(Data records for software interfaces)
☆ ☆ ☆

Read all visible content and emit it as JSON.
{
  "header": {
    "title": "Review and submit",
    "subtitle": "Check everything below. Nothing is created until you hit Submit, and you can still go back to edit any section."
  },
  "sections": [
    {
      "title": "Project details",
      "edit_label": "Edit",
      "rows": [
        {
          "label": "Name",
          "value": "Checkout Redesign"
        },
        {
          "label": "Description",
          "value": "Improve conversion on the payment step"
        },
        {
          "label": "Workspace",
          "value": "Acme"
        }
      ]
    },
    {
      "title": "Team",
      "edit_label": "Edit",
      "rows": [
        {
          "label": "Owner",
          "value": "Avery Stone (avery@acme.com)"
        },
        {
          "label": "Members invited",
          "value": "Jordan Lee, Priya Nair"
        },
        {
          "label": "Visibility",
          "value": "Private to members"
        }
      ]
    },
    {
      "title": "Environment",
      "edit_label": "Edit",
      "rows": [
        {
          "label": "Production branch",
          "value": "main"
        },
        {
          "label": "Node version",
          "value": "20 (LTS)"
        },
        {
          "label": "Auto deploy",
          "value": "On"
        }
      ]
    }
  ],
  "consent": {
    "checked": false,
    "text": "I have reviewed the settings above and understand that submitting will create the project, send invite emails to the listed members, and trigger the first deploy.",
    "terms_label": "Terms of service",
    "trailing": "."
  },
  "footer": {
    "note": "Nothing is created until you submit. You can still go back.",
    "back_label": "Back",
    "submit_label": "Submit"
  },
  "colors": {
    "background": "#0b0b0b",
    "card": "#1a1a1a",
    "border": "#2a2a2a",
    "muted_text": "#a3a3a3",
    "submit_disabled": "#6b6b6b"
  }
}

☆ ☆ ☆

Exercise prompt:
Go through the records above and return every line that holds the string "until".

Result:
    "subtitle": "Check everything below. Nothing is created until you hit Submit, and you can still go back to edit any section."
    "note": "Nothing is created until you submit. You can still go back.",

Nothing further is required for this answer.